Veterans trekked in full military uniform along the Long Wharf Drive on Sunday in remembrance of those who died in the Vietnam War.

Roughly 40 veterans and community members commemorated the sacrifice of United States veterans on Sunday morning — the 50th anniversary of the start Battle of Khe Sahn, a monthslong battle that culminated in the start of the Tet Offensive during the Vietnam War. The event was organized by the New Haven Veterans of Foreign Wars Post 12150.

“It is important to support the events [of the Veterans of Foreign Wars] so people have awareness that we still have troops that are still out there fighting,” said Stanley Borusiewicz Jr., a member of the New Haven Veterans of Foreign Wars Post 12150. “We have a lot of people who have served and they need to be recognized because we wouldn’t have the freedoms we have today if it wasn’t for those people.”

After a six-mile hike on the New Haven Harbor, the march culminated in a brief ceremony at the V statue, which is engraved with the names of community members who died in the Vietnam War, at the Vietnam Veterans Memorial Park on Long Wharf Drive. Dennis Mannion, a veteran of the Khe Sanh battle and former sergeant of the Marine Corps, gave brief remarks about his experience in Vietnam and on the importance of holding events to honor veterans.

Mannion said that he was fortunate to have survived the Khe Sanh battle after being wounded twice on duty. Still, he recounted the difficulties he faced after returning from the war — including during his flight home on a civilian airplane from Vietnam in which a passenger requested to move to a seat away from Mannion after the passenger learned he was a Vietnam veteran.

Mannion touched on the isolation of veterans during and after the war, noting the lack of discussion about the topic from veterans during that period. At the event, he pointed out a name on the V statue of his former late classmate from Notre Dame High School in West Haven. He said he did not find out about his friend’s death until several years after the war.

He said he is glad that popular perceptions toward veterans have changed, and that it is important to host events honoring men and women who serve.

“To see younger people out here, the uniforms you’re wearing, I understand it and it’s gratifying to see that,” Mannion said, addressing the veterans at the service. “You serve our country, you do a great thing that most people don’t do.”

In 2000, Mannion said he visited Vietnam to give a proper goodbye to 28 of his friends who died during the war.

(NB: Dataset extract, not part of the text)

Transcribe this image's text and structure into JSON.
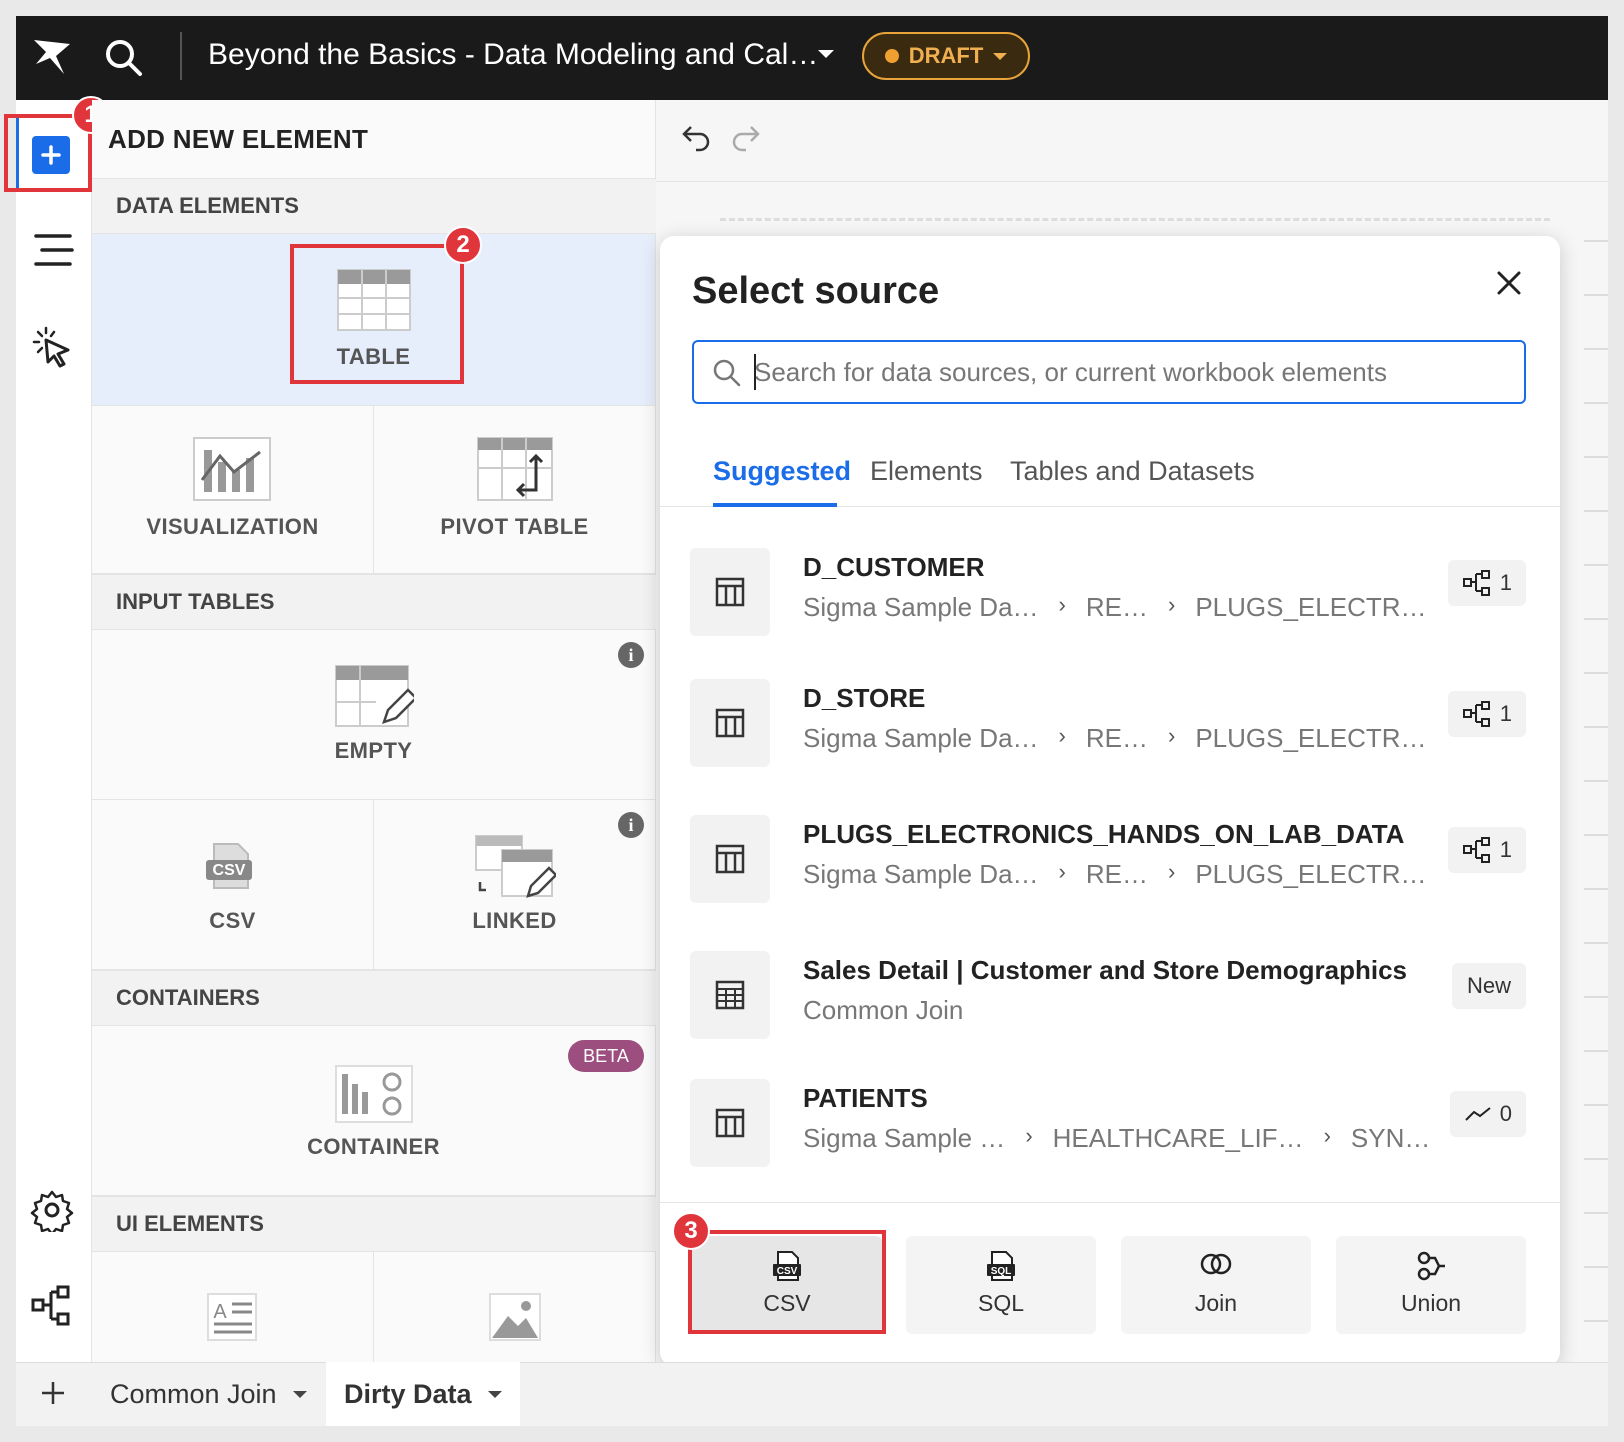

The New Haven Veterans of Foreign Wars Post 12150, an organization of mostly younger veterans, puts on several events each year. James Namnoun, the chaplain of the Veterans of Foreign Wars, said the organization was started by post-9/11 veterans at Southern Connecticut State University. Namnoun said the organization makes an effort to be active in the community, noting that the Veterans of Foreign Wars participates in the annual New Haven St. Patrick’s Day Parade.

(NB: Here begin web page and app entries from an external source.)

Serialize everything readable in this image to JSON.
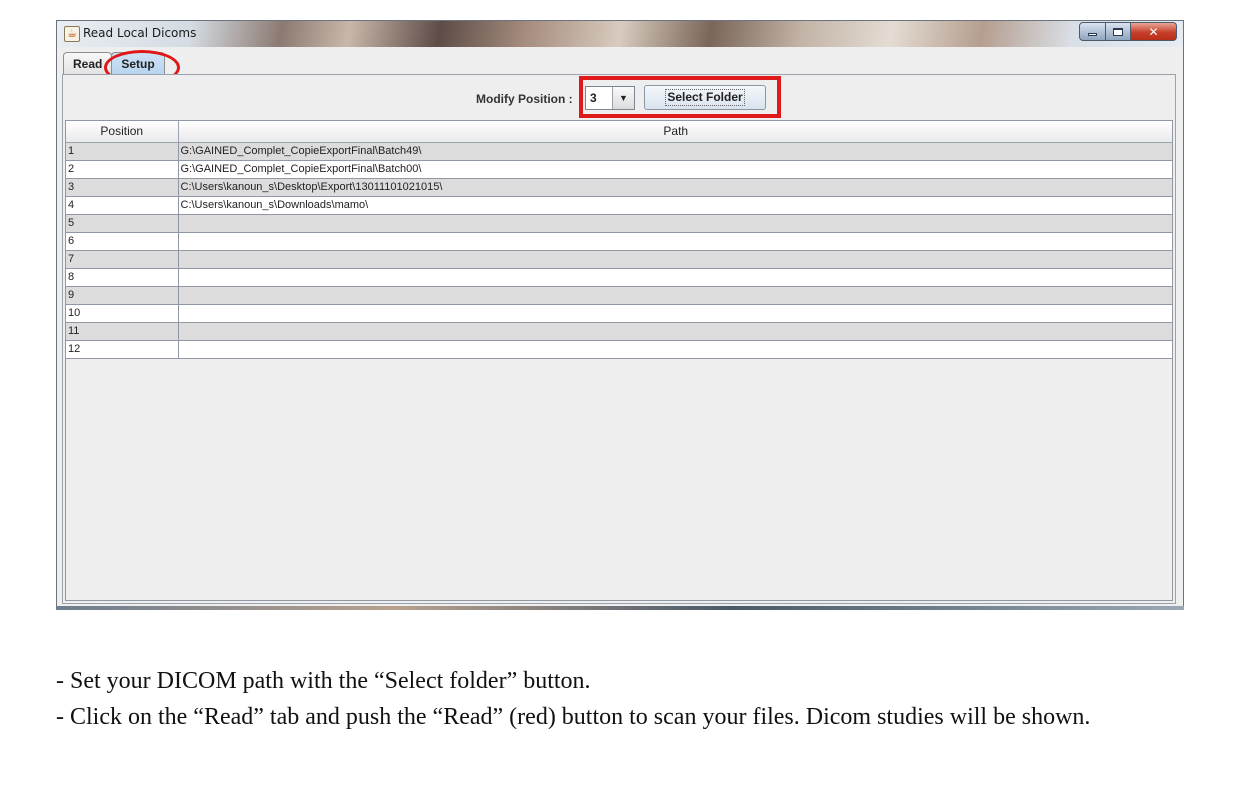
{
  "window": {
    "title": "Read Local Dicoms",
    "icon": "java-icon",
    "controls": [
      "minimize-icon",
      "maximize-icon",
      "close-icon"
    ]
  },
  "tabs": [
    {
      "label": "Read",
      "selected": false
    },
    {
      "label": "Setup",
      "selected": true
    }
  ],
  "toolbar": {
    "modify_label": "Modify Position :",
    "position_value": "3",
    "select_folder_label": "Select Folder"
  },
  "table": {
    "headers": [
      "Position",
      "Path"
    ],
    "rows": [
      {
        "position": "1",
        "path": "G:\\GAINED_Complet_CopieExportFinal\\Batch49\\"
      },
      {
        "position": "2",
        "path": "G:\\GAINED_Complet_CopieExportFinal\\Batch00\\"
      },
      {
        "position": "3",
        "path": "C:\\Users\\kanoun_s\\Desktop\\Export\\13011101021015\\"
      },
      {
        "position": "4",
        "path": "C:\\Users\\kanoun_s\\Downloads\\mamo\\"
      },
      {
        "position": "5",
        "path": ""
      },
      {
        "position": "6",
        "path": ""
      },
      {
        "position": "7",
        "path": ""
      },
      {
        "position": "8",
        "path": ""
      },
      {
        "position": "9",
        "path": ""
      },
      {
        "position": "10",
        "path": ""
      },
      {
        "position": "11",
        "path": ""
      },
      {
        "position": "12",
        "path": ""
      }
    ]
  },
  "instructions": {
    "line1": "- Set your DICOM path with the “Select folder” button.",
    "line2": "- Click on the “Read” tab and push the “Read” (red) button to scan your files. Dicom studies will be shown."
  },
  "colors": {
    "highlight": "#e01a1a",
    "row_alt": "#dcdcdc",
    "selected_tab": "#b8d4ef"
  }
}
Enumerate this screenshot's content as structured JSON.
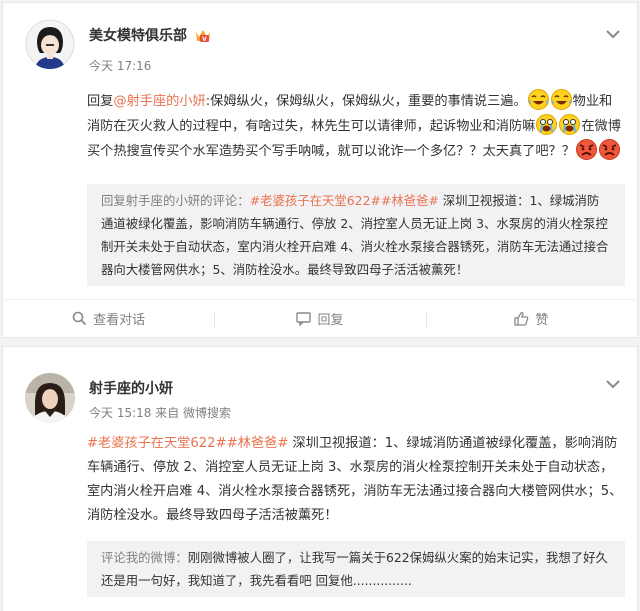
{
  "post1": {
    "username": "美女模特俱乐部",
    "time": "今天 17:16",
    "reply_prefix": "回复",
    "reply_mention": "@射手座的小妍",
    "body_a": ":保姆纵火，保姆纵火，保姆纵火，重要的事情说三遍。",
    "body_b": "物业和消防在灭火救人的过程中，有啥过失，林先生可以请律师，起诉物业和消防嘛",
    "body_c": "在微博买个热搜宣传买个水军造势买个写手呐喊，就可以讹诈一个多亿？？太天真了吧？？",
    "quote_head": "回复射手座的小妍的评论：",
    "quote_tag1": "#老婆孩子在天堂622#",
    "quote_tag2": "#林爸爸#",
    "quote_body": " 深圳卫视报道：1、绿城消防通道被绿化覆盖，影响消防车辆通行、停放 2、消控室人员无证上岗 3、水泵房的消火栓泵控制开关未处于自动状态，室内消火栓开启难 4、消火栓水泵接合器锈死，消防车无法通过接合器向大楼管网供水；5、消防栓没水。最终导致四母子活活被薰死！",
    "actions": {
      "view_dialog": "查看对话",
      "reply": "回复",
      "like": "赞"
    }
  },
  "post2": {
    "username": "射手座的小妍",
    "time": "今天 15:18 来自 微博搜索",
    "tag1": "#老婆孩子在天堂622#",
    "tag2": "#林爸爸#",
    "body": " 深圳卫视报道：1、绿城消防通道被绿化覆盖，影响消防车辆通行、停放 2、消控室人员无证上岗 3、水泵房的消火栓泵控制开关未处于自动状态，室内消火栓开启难 4、消火栓水泵接合器锈死，消防车无法通过接合器向大楼管网供水；5、消防栓没水。最终导致四母子活活被薰死！",
    "quote_head": "评论我的微博：",
    "quote_body": "刚刚微博被人圈了，让我写一篇关于622保姆纵火案的始末记实，我想了好久还是用一句好，我知道了，我先看看吧 回复他..............."
  },
  "icons": {
    "vip_badge": "vip-crown-icon",
    "laugh": "laugh-cry-emoji",
    "cry": "crying-emoji",
    "angry": "angry-emoji"
  },
  "colors": {
    "link": "#eb7350",
    "meta": "#808080",
    "quote_bg": "#f2f2f5"
  }
}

“Veterans tend to isolate themselves when they get out of active service,” Namnoun said. “You want to always have engaging things … it’s about being active and letting [veterans] know they’re not alone.”

Many of the city’s Veterans of Foreign Wars members are also part of the Marine Corps Detachment 40 of Glastonbury.

Isabel Bysiewicz | isabel.bysiewicz@yale.edu